#### What you are asked to do:
What follows is a listing; repeat exactly, and only, its lines from the one holding "Convert this screenshot" through the last, leaving any pictures out.

#### Materials provided:
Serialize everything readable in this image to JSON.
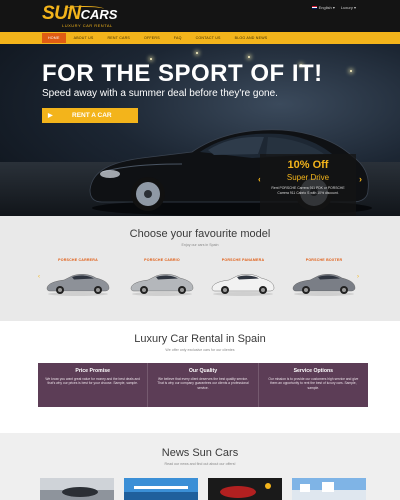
{
  "header": {
    "logo_main": "SUN",
    "logo_cars": "CARS",
    "logo_tagline": "LUXURY CAR RENTAL",
    "language": "English",
    "account": "Luxury"
  },
  "nav": {
    "items": [
      "HOME",
      "ABOUT US",
      "RENT CARS",
      "OFFERS",
      "FAQ",
      "CONTACT US",
      "BLOG AND NEWS"
    ],
    "active": "HOME"
  },
  "hero": {
    "title": "FOR THE SPORT OF IT!",
    "subtitle": "Speed away with a summer deal before they're gone.",
    "button": "RENT A CAR",
    "prev_arrow": "‹",
    "next_arrow": "›",
    "offer": {
      "percent": "10% Off",
      "name": "Super Drive",
      "description": "Rent PORSCHE Carrera 911 PDK or PORSCHE Carrera 911 Cabrio S with 10% discount."
    }
  },
  "models": {
    "title": "Choose your favourite model",
    "subtitle": "Enjoy our cars in Spain",
    "items": [
      "PORSCHE CARRERA",
      "PORSCHE CABRIO",
      "PORSCHE PANAMERA",
      "PORSCHE BOXTER"
    ],
    "car_colors": [
      "#8d9198",
      "#b4b7bb",
      "#f2f2f2",
      "#7a7e86"
    ]
  },
  "luxury": {
    "title": "Luxury Car Rental in Spain",
    "subtitle": "We offer only exclusive cars for our clientes",
    "features": [
      {
        "title": "Price Promise",
        "text": "We know you want great value for money and the best deals and that's why our prices is best for your choose. Sample, sample."
      },
      {
        "title": "Our Quality",
        "text": "We believe that every client deserves the best quality service. That is why our company guarantees our clients a professional service."
      },
      {
        "title": "Service Options",
        "text": "Our mission is to provide our customers high service and give them an opportunity to rent the best of luxury cars. Sample, sample."
      }
    ]
  },
  "news": {
    "title": "News Sun Cars",
    "subtitle": "Read our news and find out about our offers!"
  },
  "colors": {
    "accent": "#f3b41b",
    "nav_active": "#e05c13",
    "feature_bg": "#5c3d56",
    "header_bg": "#141414"
  }
}
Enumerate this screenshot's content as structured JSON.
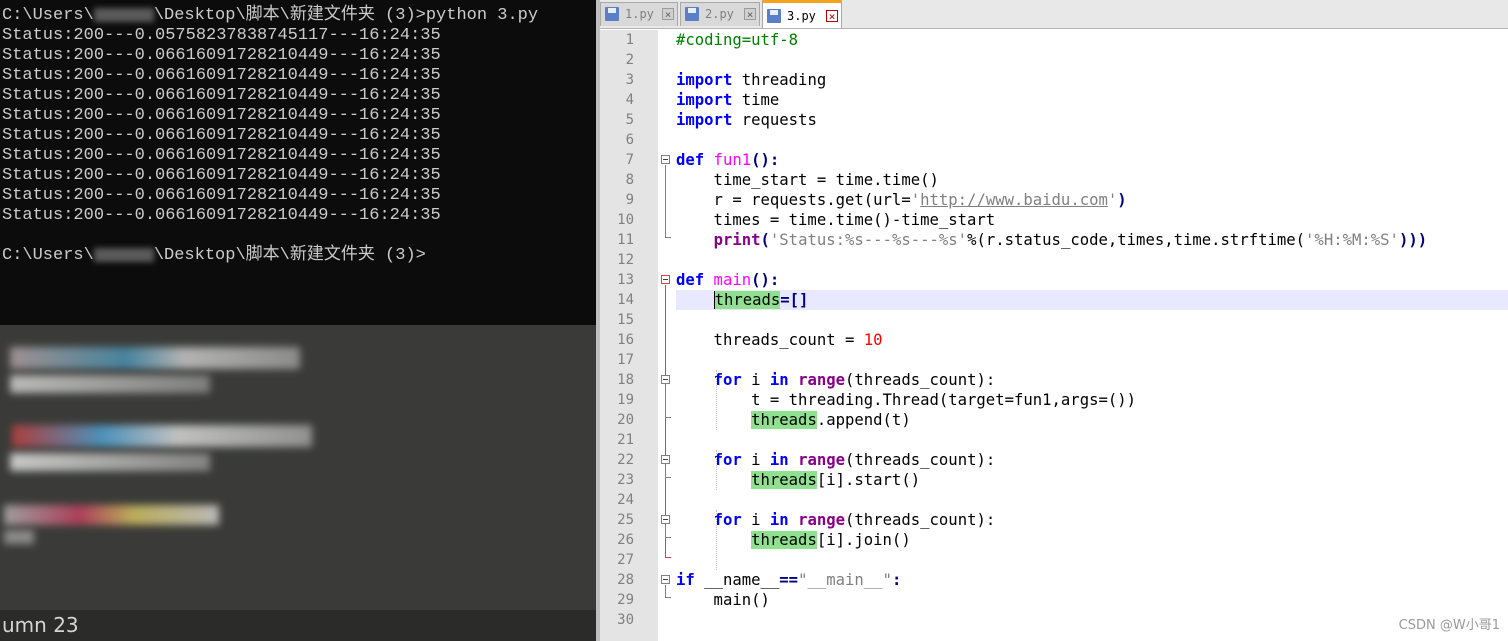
{
  "console": {
    "prompt1": "C:\\Users\\",
    "prompt1_tail": "\\Desktop\\脚本\\新建文件夹 (3)>python 3.py",
    "output": [
      "Status:200---0.05758237838745117---16:24:35",
      "Status:200---0.06616091728210449---16:24:35",
      "Status:200---0.06616091728210449---16:24:35",
      "Status:200---0.06616091728210449---16:24:35",
      "Status:200---0.06616091728210449---16:24:35",
      "Status:200---0.06616091728210449---16:24:35",
      "Status:200---0.06616091728210449---16:24:35",
      "Status:200---0.06616091728210449---16:24:35",
      "Status:200---0.06616091728210449---16:24:35",
      "Status:200---0.06616091728210449---16:24:35"
    ],
    "prompt2": "C:\\Users\\",
    "prompt2_tail": "\\Desktop\\脚本\\新建文件夹 (3)>"
  },
  "background_statusbar": "umn 23",
  "tabs": [
    {
      "label": "1.py",
      "active": false
    },
    {
      "label": "2.py",
      "active": false
    },
    {
      "label": "3.py",
      "active": true
    }
  ],
  "line_numbers": [
    "1",
    "2",
    "3",
    "4",
    "5",
    "6",
    "7",
    "8",
    "9",
    "10",
    "11",
    "12",
    "13",
    "14",
    "15",
    "16",
    "17",
    "18",
    "19",
    "20",
    "21",
    "22",
    "23",
    "24",
    "25",
    "26",
    "27",
    "28",
    "29",
    "30"
  ],
  "code": {
    "l1": "#coding=utf-8",
    "l3_kw": "import",
    "l3_mod": " threading",
    "l4_kw": "import",
    "l4_mod": " time",
    "l5_kw": "import",
    "l5_mod": " requests",
    "l7_kw": "def",
    "l7_fn": " fun1",
    "l7_rest": "():",
    "l8": "    time_start = time.time()",
    "l9_a": "    r = requests.get(url=",
    "l9_q1": "'",
    "l9_url": "http://www.baidu.com",
    "l9_q2": "'",
    "l9_b": ")",
    "l10": "    times = time.time()-time_start",
    "l11_kw": "print",
    "l11_s1": "'Status:%s---%s---%s'",
    "l11_mid": "%(r.status_code,times,time.strftime(",
    "l11_s2": "'%H:%M:%S'",
    "l11_end": ")))",
    "l13_kw": "def",
    "l13_fn": " main",
    "l13_rest": "():",
    "l14_var": "threads",
    "l14_rest": "=[]",
    "l16_a": "    threads_count = ",
    "l16_num": "10",
    "l18_kw": "for",
    "l18_a": " i ",
    "l18_in": "in",
    "l18_range": " range",
    "l18_b": "(threads_count):",
    "l19": "        t = threading.Thread(target=fun1,args=())",
    "l20_var": "threads",
    "l20_rest": ".append(t)",
    "l22_kw": "for",
    "l22_a": " i ",
    "l22_in": "in",
    "l22_range": " range",
    "l22_b": "(threads_count):",
    "l23_var": "threads",
    "l23_rest": "[i].start()",
    "l25_kw": "for",
    "l25_a": " i ",
    "l25_in": "in",
    "l25_range": " range",
    "l25_b": "(threads_count):",
    "l26_var": "threads",
    "l26_rest": "[i].join()",
    "l28_kw": "if",
    "l28_a": " __name__",
    "l28_op": "==",
    "l28_str": "\"__main__\"",
    "l28_b": ":",
    "l29": "    main()"
  },
  "watermark": "CSDN @W小哥1",
  "colors": {
    "keyword": "#0000ff",
    "function_name": "#ff00ff",
    "string": "#808080",
    "number": "#ff0000",
    "comment": "#008000",
    "highlight": "#8fe08f",
    "active_tab": "#f4a321"
  }
}
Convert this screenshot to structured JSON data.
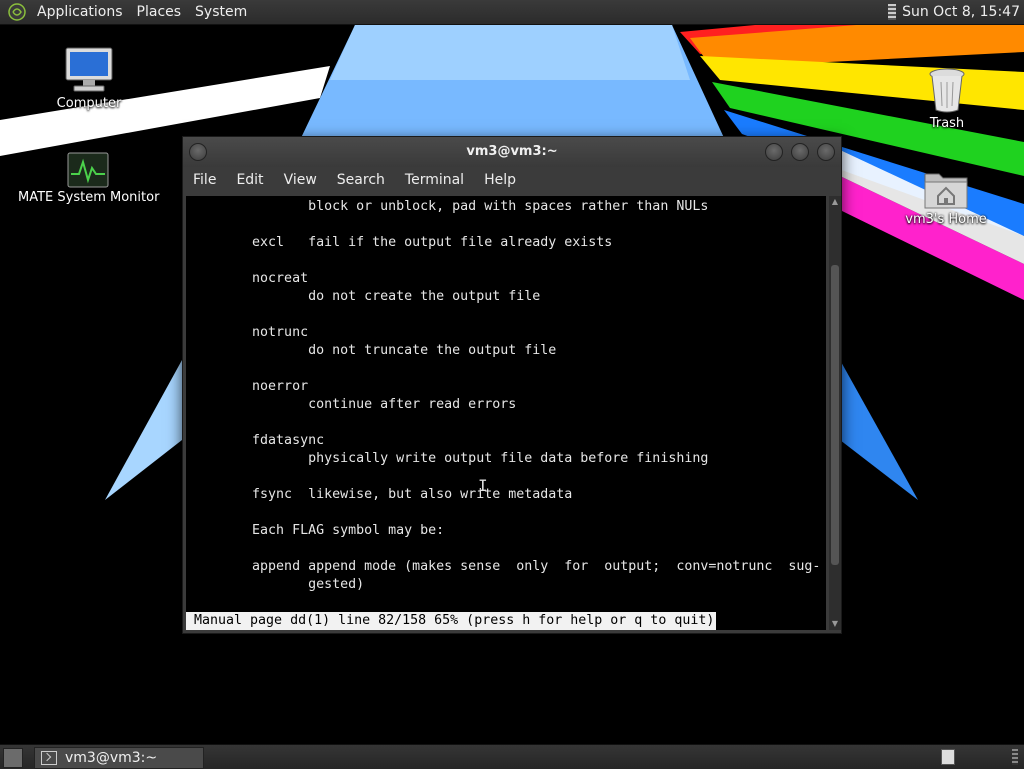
{
  "top_panel": {
    "menus": [
      "Applications",
      "Places",
      "System"
    ],
    "clock": "Sun Oct  8, 15:47"
  },
  "desktop": {
    "icons": [
      {
        "label": "Computer",
        "icon": "computer-icon"
      },
      {
        "label": "MATE System Monitor",
        "icon": "system-monitor-icon"
      },
      {
        "label": "Trash",
        "icon": "trash-icon"
      },
      {
        "label": "vm3's Home",
        "icon": "home-folder-icon"
      }
    ]
  },
  "terminal": {
    "title": "vm3@vm3:~",
    "menu": [
      "File",
      "Edit",
      "View",
      "Search",
      "Terminal",
      "Help"
    ],
    "lines": [
      "              block or unblock, pad with spaces rather than NULs",
      "",
      "       excl   fail if the output file already exists",
      "",
      "       nocreat",
      "              do not create the output file",
      "",
      "       notrunc",
      "              do not truncate the output file",
      "",
      "       noerror",
      "              continue after read errors",
      "",
      "       fdatasync",
      "              physically write output file data before finishing",
      "",
      "       fsync  likewise, but also write metadata",
      "",
      "       Each FLAG symbol may be:",
      "",
      "       append append mode (makes sense  only  for  output;  conv=notrunc  sug-",
      "              gested)"
    ],
    "status_line": "Manual page dd(1) line 82/158 65% (press h for help or q to quit)",
    "scroll_position": 0.52
  },
  "bottom_panel": {
    "task_label": "vm3@vm3:~"
  },
  "colors": {
    "panel": "#2b2b2b",
    "terminal_bg": "#000000",
    "terminal_fg": "#e6e6e6",
    "status_bg": "#f2f2f2"
  }
}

#### Answer space:
Convert this screenshot to structured JSON data.
{
  "top_panel": {
    "menus": [
      "Applications",
      "Places",
      "System"
    ],
    "clock": "Sun Oct  8, 15:47"
  },
  "desktop": {
    "icons": [
      {
        "label": "Computer",
        "icon": "computer-icon"
      },
      {
        "label": "MATE System Monitor",
        "icon": "system-monitor-icon"
      },
      {
        "label": "Trash",
        "icon": "trash-icon"
      },
      {
        "label": "vm3's Home",
        "icon": "home-folder-icon"
      }
    ]
  },
  "terminal": {
    "title": "vm3@vm3:~",
    "menu": [
      "File",
      "Edit",
      "View",
      "Search",
      "Terminal",
      "Help"
    ],
    "lines": [
      "              block or unblock, pad with spaces rather than NULs",
      "",
      "       excl   fail if the output file already exists",
      "",
      "       nocreat",
      "              do not create the output file",
      "",
      "       notrunc",
      "              do not truncate the output file",
      "",
      "       noerror",
      "              continue after read errors",
      "",
      "       fdatasync",
      "              physically write output file data before finishing",
      "",
      "       fsync  likewise, but also write metadata",
      "",
      "       Each FLAG symbol may be:",
      "",
      "       append append mode (makes sense  only  for  output;  conv=notrunc  sug-",
      "              gested)"
    ],
    "status_line": "Manual page dd(1) line 82/158 65% (press h for help or q to quit)",
    "scroll_position": 0.52
  },
  "bottom_panel": {
    "task_label": "vm3@vm3:~"
  },
  "colors": {
    "panel": "#2b2b2b",
    "terminal_bg": "#000000",
    "terminal_fg": "#e6e6e6",
    "status_bg": "#f2f2f2"
  }
}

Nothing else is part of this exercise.